The company claims that the location data people are seeing is a crowd-sourced database of nearby Wi-Fi hotspots and cell phone towers, collected for a new feature Apple plans to roll out in the future.

"These calculations are performed live on the iPhone using a crowd-sourced database of Wi-Fi hotspot and cell tower data that is generated by tens of millions of iPhones sending the geo-tagged locations of nearby Wi-Fi hotspots and cell towers in an anonymous and encrypted form to Apple," the company said.

"This data is not the iPhone’s location data -- it is a subset (cache) of the crowd-sourced Wi-Fi hotspot and cell tower database which is downloaded from Apple into the iPhone to assist the iPhone in rapidly and accurately calculating location," the statement explained.

Apple revealed that it is also collecting anonymous traffic data to build a crowd-sourced traffic database with the goal of providing iPhone users an improved traffic service in the next couple of years.

In 2009, Google announced that it was tracking similar information on traffic congestion.

"When you choose to enable Google Maps with My Location, your phone sends anonymous bits of data back to Google describing how fast you're moving. When we combine your speed with the speed of other phones on the road, across thousands of phones moving around a city at any given time, we can get a pretty good picture of live traffic conditions," explained Dave Barth, product manager for Google Maps.

The root of the problem stems from a software bug that causes the phone to keep certain crowd-sourced data longer than necessary -- creating the illusion that the phone is saving a historical log of user whereabouts. 

"We don’t think the iPhone needs to store more than seven days of this data," the company added.

Apple expects to release a fix in the next few weeks that will reduce storage of information. The software giant also plans to stop backing up the file from the iPhone to the user's computer, a practice that raised concerns among security experts. Computers are much more vulnerable to remote hacking attempts than are phones.

The company also noted that future releases of its iOS software, the cache will be encrypted, adding a further layer of protection.

In an email to the Associated Press, Pete Warden -- one of the researchers who uncovered the controversial file -- said he was happy Apple wsa finally addressing the issue. 
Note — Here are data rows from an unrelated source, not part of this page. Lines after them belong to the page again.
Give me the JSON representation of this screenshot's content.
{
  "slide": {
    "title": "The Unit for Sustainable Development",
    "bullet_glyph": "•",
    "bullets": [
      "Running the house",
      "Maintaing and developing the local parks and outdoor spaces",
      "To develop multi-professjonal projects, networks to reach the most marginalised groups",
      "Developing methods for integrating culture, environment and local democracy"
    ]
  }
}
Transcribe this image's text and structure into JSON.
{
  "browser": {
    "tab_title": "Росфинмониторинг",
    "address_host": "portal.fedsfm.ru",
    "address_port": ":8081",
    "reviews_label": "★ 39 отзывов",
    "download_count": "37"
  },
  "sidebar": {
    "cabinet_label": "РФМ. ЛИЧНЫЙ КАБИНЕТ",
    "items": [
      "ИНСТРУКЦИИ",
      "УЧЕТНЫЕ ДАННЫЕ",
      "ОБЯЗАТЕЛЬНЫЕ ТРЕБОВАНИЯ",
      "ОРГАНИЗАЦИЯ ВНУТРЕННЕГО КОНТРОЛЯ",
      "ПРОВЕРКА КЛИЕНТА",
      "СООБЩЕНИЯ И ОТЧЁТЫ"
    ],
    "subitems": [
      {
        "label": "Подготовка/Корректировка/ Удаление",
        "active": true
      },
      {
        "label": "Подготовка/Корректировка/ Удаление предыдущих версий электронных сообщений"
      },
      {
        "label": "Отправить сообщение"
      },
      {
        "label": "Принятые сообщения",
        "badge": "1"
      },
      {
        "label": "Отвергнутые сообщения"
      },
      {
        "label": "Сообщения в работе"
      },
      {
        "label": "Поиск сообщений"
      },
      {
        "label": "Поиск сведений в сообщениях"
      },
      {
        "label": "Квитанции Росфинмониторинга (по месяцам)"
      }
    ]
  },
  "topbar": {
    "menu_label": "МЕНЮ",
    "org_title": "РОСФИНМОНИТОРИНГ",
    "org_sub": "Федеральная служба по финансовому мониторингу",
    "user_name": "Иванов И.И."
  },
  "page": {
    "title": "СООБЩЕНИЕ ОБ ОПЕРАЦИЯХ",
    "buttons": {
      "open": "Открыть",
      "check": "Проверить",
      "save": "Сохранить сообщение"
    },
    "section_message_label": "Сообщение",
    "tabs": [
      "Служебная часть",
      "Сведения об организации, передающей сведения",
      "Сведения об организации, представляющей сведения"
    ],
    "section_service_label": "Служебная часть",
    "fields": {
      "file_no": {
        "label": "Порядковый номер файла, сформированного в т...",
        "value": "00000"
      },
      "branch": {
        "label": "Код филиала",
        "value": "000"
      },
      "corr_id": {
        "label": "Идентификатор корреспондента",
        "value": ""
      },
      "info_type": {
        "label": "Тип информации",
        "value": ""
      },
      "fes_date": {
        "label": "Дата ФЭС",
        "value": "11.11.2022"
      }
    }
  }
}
"I'm happy that Apple has answered some of the questions that I raised and I'm glad they've acknowledged they need to take steps to address these problems," he wrote. Some politicians were less forgiving.

"This has raised larger questions of how the locations of mobile devices are tracked and shared by companies like Apple and Google," said Sen. Al Franken, D-Minn., chairman of the Senate Judiciary subcommittee on privacy, technology and the law. 

He plans a hearing on cellphones and privacy next month.